Black Sabbath’s sound is unmistakable. Thick distorted guitars, lumbering rhythm section, macabre lyrics – their early albums helped form the foundation of hard rock and heavy metal, influencing countless bands that followed. Forty years on, the group continues to build upon their legacy, recently reconvening as Heaven and Hell, a new project that brings their music into the 21st century by blending the power of classic Sabbath with the latest production techniques.
The band’s latest record, The Devil You Know, hit stores this spring, and was co-produced by 1992 Recording Arts graduate Mike Exeter. Mike has had a long relationship with the band, previously working with guitarist Tony Iommi on a solo project in the mid-’90s.
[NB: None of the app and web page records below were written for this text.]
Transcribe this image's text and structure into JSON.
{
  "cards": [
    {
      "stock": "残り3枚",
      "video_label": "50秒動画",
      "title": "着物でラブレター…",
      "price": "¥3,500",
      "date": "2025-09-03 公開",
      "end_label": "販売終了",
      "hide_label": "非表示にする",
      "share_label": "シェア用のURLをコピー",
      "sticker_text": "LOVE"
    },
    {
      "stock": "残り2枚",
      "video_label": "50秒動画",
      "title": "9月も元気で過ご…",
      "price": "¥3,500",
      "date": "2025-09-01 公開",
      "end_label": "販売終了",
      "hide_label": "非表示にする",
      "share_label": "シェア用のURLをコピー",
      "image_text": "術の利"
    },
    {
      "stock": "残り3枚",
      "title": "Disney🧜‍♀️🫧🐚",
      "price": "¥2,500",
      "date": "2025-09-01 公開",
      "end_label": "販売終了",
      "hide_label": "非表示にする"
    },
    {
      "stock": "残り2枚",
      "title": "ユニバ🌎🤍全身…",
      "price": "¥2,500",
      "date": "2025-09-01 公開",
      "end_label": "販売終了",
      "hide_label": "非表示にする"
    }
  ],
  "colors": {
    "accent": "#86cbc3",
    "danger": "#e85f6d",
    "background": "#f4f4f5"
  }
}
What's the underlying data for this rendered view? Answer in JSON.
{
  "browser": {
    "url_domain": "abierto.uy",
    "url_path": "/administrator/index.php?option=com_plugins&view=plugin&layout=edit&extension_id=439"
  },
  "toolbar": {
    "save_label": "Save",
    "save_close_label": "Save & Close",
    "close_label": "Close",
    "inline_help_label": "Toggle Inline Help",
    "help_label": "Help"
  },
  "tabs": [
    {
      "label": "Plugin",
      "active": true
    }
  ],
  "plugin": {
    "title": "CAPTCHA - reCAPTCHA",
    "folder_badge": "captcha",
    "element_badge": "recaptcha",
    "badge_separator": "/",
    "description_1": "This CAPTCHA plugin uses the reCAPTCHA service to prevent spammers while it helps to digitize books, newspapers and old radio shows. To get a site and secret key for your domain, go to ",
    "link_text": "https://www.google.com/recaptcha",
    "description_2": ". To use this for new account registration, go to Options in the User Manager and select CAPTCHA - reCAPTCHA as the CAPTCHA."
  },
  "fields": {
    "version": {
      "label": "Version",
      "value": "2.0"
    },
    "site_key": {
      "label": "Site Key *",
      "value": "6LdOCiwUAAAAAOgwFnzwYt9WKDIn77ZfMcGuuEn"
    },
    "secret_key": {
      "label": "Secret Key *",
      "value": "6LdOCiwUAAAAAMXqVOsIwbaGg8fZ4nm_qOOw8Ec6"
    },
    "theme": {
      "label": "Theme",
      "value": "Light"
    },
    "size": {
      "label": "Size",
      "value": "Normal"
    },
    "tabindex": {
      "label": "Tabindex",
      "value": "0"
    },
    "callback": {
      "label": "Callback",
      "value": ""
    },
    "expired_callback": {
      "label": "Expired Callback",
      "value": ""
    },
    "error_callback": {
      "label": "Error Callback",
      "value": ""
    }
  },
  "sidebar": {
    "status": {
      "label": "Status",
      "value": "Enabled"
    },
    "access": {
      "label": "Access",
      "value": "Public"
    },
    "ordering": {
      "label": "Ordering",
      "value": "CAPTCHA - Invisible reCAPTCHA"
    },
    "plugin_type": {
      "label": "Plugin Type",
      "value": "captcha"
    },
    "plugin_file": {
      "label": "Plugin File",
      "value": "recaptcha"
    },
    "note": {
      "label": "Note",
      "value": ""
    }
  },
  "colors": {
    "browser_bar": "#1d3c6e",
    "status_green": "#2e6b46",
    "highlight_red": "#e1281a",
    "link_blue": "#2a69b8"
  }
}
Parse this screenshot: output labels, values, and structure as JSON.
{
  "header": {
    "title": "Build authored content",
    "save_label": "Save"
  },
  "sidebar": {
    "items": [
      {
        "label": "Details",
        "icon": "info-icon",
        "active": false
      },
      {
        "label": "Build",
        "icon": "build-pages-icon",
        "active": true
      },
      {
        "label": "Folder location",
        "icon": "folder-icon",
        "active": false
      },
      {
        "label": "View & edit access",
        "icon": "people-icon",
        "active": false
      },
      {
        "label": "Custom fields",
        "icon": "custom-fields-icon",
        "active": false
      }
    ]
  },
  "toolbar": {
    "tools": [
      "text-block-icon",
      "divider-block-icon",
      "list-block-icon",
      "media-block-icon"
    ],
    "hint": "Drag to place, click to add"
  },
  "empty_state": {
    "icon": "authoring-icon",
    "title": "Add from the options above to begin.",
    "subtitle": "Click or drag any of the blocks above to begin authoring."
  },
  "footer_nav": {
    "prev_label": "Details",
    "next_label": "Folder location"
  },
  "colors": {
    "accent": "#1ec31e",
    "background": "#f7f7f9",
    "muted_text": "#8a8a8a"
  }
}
“It’s that whole thing of grabbing the opportunity when it’s presented to you,” Mike says. “Tony came in to the studio I was working at to do some demos, and afterwards his manager said ‘I think Tony would really like to work with you again.’ Sometimes you get in the right place at the right time, and you just have to step up to the plate and go for it.”
Those initial sessions produced a wealth of great material, and nearly a decade later Mike got the call that would eventually lead to him working on a new Black Sabbath project, as the band wanted to record some tracks for a new compilation covering the best of their years with singer Ronnie James Dio.
“My involvement with Tony got rekindled in about 2003, when I heard they were looking for the master tapes from our original sessions, which I had,” he says. “So I got together with him again, and we delivered a couple of Iommi solo records in the next couple of years.
“Then, in 2006, Ronnie came over and spent time writing with Tony which produced a new song, then later that year Ronnie and [bassist] Geezer Butler came back over, and we spent a couple of weeks writing two other songs for the ‘Best Of’ project. We recorded, mixed, and released it, and then they went on tour. It was a really great comeback for them, and at some point in that tour they said ‘How do you fancy doing an entirely new album?’”
Production of the new record began in early 2008, and would turn out to be some of the most creative sessions of Mike’s recording career. He and Iommi spent weeks together writing and demoing songs at his home studio, before bringing in the rest of the band – Dio, Butler, and drummer Vinny Appice – to flesh out the arrangements and put the songs to tape.
“It was essentially all of us working on one song a week,” Mike says. “There was three to four hours of really solid work, lots of laughing, lots of fooling around, and then coming back the next morning and listening to what we had. So within two to three days of tweaking we’d have a song ready for Ronnie to start putting melodies to. It was a weekly process of creating these incredibly complex songs, and we’d just be drained at the end of each day because it was such a creative outpouring – everyone working hard to make sure that we didn’t overlook what could be a great hook or what could be a better part for a certain section.”
It’s no exaggeration to say that the band has some of the most dedicated fans in rock music, and while the prospect of living up to Black Sabbath’s legacy would be an intimidating proposition for any artist, Mike has honed a production style that manages to balance the expectations of fans with the aspirations of the artists he’s working with.
“The producer’s role is to give the fans the band that they want to hear, but without compromising what the band wants to sound like,” he says “The song is the key, so what I like to do is strip it back, get them each arranged properly, and then see where they go after that. And the arrangement ideas we all put into these songs to make them not ordinary is really being recognized by fans. There’s a lot to take in every time you listen to them, and this is what the guys wanted, it was about creating the best possible songs that they could.”
The results of that hard work saw The Devil You Know debut in the top 10 on the UK charts, supported by the heavy radio play of the lead single, “Bible Black.” Reviewers have also taken notice of the band’s new flourishes, hailing the disc as everything from “shockingly good” to “demonically alluring.” And while Mike is thrilled about the commercial and critical success, 17 years since graduating from Full Sail, it’s still all about music for him.
“The greatest feeling is when you sit there in the studio, a big smile comes up on your face, the hairs come up on the back of your arms, and you’re like ‘Yeah, this is what it’s all about,” he says. “I think Sabbath is 41 years old this year, and to have such close friendships with guys 20 years my senior – to have had such a fun time with them – is a really fantastic thing to me. It’s a real family thing, and I sometimes sit there thinking ‘There are so many people who would love to be here watching Tony play.’ That’s when I look back and realize I’m so lucky to be doing this.”